(Instructions for the task):
Provide only the number of lines in the records below that contain "없습니다".

[Record excerpts — start]

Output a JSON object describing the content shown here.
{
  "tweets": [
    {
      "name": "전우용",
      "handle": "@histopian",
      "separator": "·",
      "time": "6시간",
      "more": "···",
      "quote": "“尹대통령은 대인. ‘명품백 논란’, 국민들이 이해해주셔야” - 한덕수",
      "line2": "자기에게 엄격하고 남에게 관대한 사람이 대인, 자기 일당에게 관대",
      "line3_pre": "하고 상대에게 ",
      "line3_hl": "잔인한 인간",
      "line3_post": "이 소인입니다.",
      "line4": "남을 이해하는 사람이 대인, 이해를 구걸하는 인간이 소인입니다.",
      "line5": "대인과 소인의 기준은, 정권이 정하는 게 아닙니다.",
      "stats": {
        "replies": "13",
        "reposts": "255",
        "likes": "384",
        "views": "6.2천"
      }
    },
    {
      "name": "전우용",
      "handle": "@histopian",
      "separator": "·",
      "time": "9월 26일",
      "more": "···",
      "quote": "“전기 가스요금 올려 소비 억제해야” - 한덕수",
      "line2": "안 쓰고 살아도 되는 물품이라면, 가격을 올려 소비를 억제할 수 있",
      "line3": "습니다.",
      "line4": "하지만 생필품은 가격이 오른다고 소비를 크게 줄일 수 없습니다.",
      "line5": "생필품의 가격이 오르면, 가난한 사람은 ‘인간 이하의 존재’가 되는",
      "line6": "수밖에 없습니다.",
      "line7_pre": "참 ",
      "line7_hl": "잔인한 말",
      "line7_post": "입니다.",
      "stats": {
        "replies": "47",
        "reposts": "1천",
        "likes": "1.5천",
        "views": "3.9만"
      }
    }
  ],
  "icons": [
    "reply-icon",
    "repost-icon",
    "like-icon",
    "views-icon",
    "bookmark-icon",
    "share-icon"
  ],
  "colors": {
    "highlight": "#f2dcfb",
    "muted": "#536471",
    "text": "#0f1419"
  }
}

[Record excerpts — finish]
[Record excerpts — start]

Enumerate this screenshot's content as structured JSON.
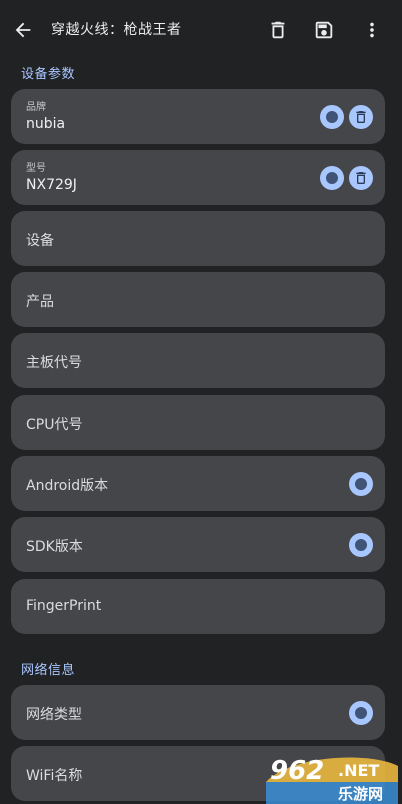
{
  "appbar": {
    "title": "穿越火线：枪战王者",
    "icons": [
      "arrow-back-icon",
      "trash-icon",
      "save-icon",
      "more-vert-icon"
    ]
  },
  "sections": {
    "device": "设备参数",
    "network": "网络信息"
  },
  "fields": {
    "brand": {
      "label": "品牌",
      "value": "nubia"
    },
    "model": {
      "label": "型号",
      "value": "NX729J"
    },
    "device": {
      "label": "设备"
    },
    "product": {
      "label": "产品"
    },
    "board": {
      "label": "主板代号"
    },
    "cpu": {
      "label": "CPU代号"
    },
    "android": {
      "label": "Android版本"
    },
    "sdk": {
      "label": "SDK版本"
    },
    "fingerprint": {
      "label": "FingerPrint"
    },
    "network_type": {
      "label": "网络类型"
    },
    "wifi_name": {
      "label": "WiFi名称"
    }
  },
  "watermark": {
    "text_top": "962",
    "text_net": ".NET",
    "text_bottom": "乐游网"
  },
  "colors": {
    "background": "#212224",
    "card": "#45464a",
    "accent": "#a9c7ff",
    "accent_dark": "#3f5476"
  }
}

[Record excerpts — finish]
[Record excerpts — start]

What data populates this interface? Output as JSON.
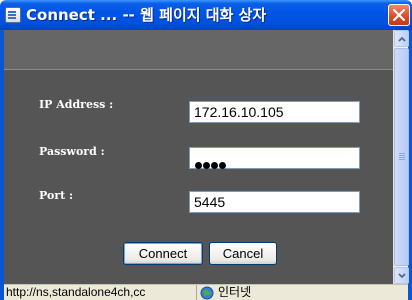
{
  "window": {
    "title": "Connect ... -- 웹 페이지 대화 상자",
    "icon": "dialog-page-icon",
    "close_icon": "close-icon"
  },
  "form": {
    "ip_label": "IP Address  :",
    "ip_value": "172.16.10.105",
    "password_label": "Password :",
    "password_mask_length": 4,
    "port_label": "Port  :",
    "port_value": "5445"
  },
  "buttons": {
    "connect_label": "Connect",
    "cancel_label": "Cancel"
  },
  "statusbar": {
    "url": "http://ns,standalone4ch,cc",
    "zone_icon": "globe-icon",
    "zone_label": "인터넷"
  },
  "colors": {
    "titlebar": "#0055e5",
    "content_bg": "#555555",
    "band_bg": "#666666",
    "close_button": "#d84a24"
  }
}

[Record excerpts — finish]

(Solution):
2